Entries from a dataset of interfaces:
_ _ _ _ _
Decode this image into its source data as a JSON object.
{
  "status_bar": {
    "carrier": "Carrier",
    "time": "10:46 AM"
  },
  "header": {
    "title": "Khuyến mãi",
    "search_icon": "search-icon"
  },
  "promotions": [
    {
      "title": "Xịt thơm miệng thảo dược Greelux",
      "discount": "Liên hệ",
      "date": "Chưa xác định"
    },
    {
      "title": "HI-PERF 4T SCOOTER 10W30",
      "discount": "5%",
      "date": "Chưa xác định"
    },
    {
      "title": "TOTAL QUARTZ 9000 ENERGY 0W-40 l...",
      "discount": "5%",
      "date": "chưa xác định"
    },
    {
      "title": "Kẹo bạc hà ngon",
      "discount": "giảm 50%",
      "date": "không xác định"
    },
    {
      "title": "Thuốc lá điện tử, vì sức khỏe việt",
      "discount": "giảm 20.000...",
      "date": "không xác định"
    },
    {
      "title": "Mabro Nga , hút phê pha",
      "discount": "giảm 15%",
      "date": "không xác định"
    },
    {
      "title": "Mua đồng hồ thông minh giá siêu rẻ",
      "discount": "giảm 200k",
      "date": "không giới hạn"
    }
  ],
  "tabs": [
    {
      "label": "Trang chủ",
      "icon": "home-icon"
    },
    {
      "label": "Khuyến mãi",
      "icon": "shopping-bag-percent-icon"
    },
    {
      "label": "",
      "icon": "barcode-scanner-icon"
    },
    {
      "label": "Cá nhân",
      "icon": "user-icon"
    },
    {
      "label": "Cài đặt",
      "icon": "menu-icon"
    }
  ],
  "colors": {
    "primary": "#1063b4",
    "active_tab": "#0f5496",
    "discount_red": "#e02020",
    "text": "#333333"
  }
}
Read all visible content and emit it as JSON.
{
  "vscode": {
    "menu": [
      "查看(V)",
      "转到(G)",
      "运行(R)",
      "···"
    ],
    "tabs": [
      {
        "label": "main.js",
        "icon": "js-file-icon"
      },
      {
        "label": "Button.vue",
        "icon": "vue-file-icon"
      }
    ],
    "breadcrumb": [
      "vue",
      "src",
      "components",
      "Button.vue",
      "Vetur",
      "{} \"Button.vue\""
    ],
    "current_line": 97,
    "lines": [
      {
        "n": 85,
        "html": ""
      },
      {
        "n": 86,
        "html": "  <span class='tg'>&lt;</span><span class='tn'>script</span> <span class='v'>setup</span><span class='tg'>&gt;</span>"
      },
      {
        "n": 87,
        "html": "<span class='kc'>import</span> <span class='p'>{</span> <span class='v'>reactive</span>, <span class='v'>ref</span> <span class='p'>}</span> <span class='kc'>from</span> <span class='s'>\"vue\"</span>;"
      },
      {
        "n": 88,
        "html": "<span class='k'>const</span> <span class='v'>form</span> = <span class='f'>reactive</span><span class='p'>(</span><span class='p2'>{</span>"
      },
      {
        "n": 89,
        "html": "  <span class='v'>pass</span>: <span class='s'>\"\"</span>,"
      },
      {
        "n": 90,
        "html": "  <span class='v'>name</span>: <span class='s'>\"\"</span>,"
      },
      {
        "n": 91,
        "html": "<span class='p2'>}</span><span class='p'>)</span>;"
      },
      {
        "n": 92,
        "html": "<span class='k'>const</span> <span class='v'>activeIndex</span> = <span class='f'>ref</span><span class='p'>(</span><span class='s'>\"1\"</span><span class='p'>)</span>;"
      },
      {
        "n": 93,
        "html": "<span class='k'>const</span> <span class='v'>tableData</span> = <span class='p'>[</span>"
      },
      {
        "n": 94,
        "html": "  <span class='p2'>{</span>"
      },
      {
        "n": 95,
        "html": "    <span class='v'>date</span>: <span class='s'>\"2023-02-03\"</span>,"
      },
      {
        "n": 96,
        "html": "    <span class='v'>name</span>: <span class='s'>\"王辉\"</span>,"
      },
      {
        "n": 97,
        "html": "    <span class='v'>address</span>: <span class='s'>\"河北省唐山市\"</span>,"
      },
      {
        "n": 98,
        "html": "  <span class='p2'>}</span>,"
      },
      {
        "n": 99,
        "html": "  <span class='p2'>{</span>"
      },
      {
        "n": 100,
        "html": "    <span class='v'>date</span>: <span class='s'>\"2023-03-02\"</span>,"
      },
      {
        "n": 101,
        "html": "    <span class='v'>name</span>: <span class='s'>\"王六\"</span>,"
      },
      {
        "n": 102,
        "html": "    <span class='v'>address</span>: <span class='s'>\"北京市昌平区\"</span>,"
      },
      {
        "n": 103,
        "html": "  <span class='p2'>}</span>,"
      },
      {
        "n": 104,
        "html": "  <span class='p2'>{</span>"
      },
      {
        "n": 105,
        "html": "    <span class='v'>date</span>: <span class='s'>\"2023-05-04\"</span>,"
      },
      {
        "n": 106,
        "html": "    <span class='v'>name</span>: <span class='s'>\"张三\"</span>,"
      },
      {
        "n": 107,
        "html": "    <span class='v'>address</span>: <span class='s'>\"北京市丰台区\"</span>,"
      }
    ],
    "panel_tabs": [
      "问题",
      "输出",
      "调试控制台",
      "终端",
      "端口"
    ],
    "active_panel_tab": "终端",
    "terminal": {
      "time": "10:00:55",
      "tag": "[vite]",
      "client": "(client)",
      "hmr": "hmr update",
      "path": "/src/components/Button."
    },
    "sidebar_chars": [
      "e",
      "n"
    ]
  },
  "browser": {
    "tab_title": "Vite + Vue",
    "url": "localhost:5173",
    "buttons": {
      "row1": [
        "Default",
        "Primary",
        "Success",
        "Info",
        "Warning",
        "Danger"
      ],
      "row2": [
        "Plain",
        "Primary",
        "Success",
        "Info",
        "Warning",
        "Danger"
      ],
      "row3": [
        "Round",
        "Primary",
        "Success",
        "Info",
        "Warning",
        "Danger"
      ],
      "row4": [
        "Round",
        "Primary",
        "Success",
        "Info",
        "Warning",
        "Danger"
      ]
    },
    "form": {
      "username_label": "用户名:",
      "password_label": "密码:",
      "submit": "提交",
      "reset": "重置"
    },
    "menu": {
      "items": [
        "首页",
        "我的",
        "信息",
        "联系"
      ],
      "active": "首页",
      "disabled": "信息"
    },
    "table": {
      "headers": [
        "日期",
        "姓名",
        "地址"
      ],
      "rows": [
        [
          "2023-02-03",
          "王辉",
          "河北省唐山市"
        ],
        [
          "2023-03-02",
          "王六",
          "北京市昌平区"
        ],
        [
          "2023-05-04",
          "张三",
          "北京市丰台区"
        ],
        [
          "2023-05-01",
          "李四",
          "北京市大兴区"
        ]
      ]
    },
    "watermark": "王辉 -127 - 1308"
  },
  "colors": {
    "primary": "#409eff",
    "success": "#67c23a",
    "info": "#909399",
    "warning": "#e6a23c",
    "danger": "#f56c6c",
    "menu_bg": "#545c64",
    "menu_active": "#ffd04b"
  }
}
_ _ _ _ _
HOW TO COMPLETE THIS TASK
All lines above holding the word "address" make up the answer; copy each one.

EXPECTED ANSWER
        "html": "    <span class='v'>address</span>: <span class='s'>\"河北省唐山市\"</span>,"
        "html": "    <span class='v'>address</span>: <span class='s'>\"北京市昌平区\"</span>,"
        "html": "    <span class='v'>address</span>: <span class='s'>\"北京市丰台区\"</span>,"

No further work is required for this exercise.